The training will be provided using Intel's skoool™ platform. UNFPA and Jhpiego have developed the content for this training in partnership with Intel, the World Health Organization. Technical guidance and review to ensure quality, has been provided by the International Confederation of Midwives, the International Council of Nurses, and the International Federation of Gynecology and Obstetrics.

"These innovative e-modules will enable UNFPA to train thousands of additional healthcare workers using technology driven approaches, saving millions of dollars and enhancing access to quality services in ways untold," said Ms. Lal. The modules can be accessed any time, even in places without internet connectivity, she said, adding that a content creation toolkit will allow countries to create country-relevant training content in any language.

Delivering content on critical life-saving skills

The e-learning modules being released at the Symposium deal with three of the most life-threatening complications of childbearing: haemorrhage; prolonged and obstructed labour that at times can lead to fistula and preeclampsia, and eclampsia. It's estimated that enhancing skills of frontline providers in these three areas alone would help prevent roughly 50 per cent of all maternal deaths in countries with high burden of maternal mortality.

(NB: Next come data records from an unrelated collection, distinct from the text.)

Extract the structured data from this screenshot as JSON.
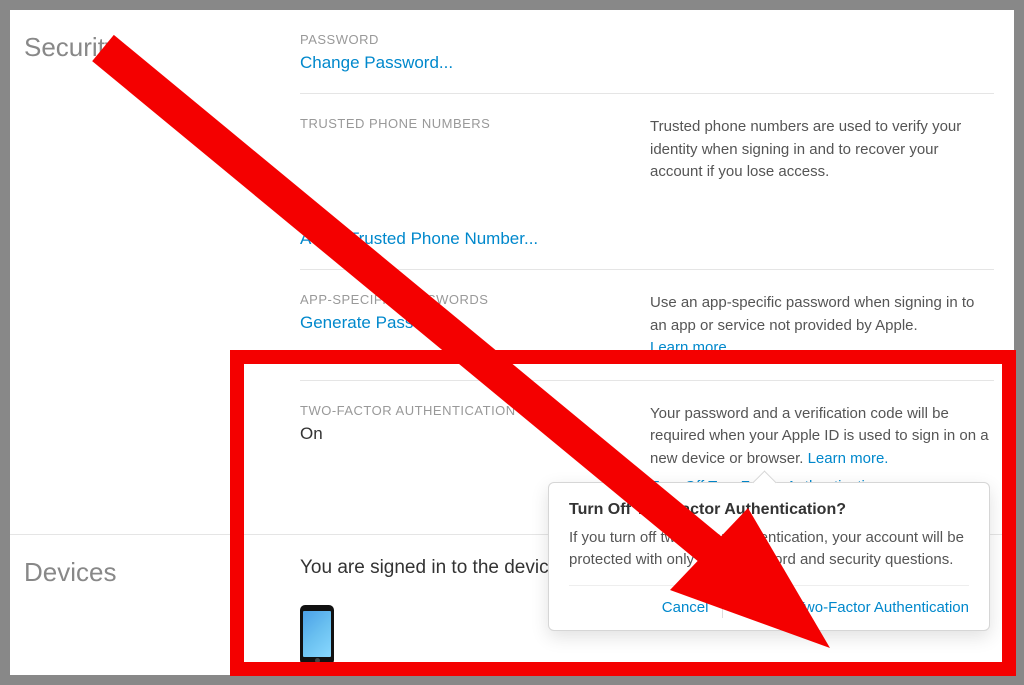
{
  "sections": {
    "security": {
      "title": "Security",
      "password": {
        "label": "PASSWORD",
        "change_link": "Change Password..."
      },
      "trusted_phone": {
        "label": "TRUSTED PHONE NUMBERS",
        "desc": "Trusted phone numbers are used to verify your identity when signing in and to recover your account if you lose access.",
        "add_link": "Add a Trusted Phone Number..."
      },
      "app_specific": {
        "label": "APP-SPECIFIC PASSWORDS",
        "generate_link": "Generate Password...",
        "desc": "Use an app-specific password when signing in to an app or service not provided by Apple.",
        "learn_more": "Learn more."
      },
      "two_factor": {
        "label": "TWO-FACTOR AUTHENTICATION",
        "value": "On",
        "desc_part1": "Your password and a verification code will be required when your Apple ID is used to sign in on a new device or browser. ",
        "learn_more": "Learn more.",
        "turn_off_link": "Turn Off Two-Factor Authentication"
      }
    },
    "devices": {
      "title": "Devices",
      "signed_in_text": "You are signed in to the devices below with ..."
    }
  },
  "popover": {
    "title": "Turn Off Two-Factor Authentication?",
    "body": "If you turn off two-factor authentication, your account will be protected with only your password and security questions.",
    "cancel": "Cancel",
    "confirm": "Turn Off Two-Factor Authentication"
  },
  "colors": {
    "link": "#0088cc",
    "annotation": "#f40000"
  }
}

Each of the e-modules would train the health workers and midwives in assessing, diagnosing, understanding the correct treatment and evaluating some of the most life threatening conditions during pregnancy. The modules also contain built-in quizzes, which can help track the progress of the healthworkers in doing these training. These quizzes can be performed offline and the results transmitted via the web whenever the student goes online. Additional modules on life-saving skills, family planning and essential newborn care are in the works.

Two pilots of the training are being conducted in Ghana and Bangladesh. These countries, and many others throughout the developing world, are facing acute shortage of competent trainers and training facilities. The e-training aims to enhance access to quality training by larger numbers of health workers, thus addressing critical shortages of health workers.

Bangladesh
Population:
158.5 mil
  • Fertility rate
    2.2
  • Maternal Mortality Ratio
    170
  • Contraceptives prevalence rate
    54
  • Population aged 10-24
    30%
Youth secondary school enrollment:
Boys 44%
Girls 51%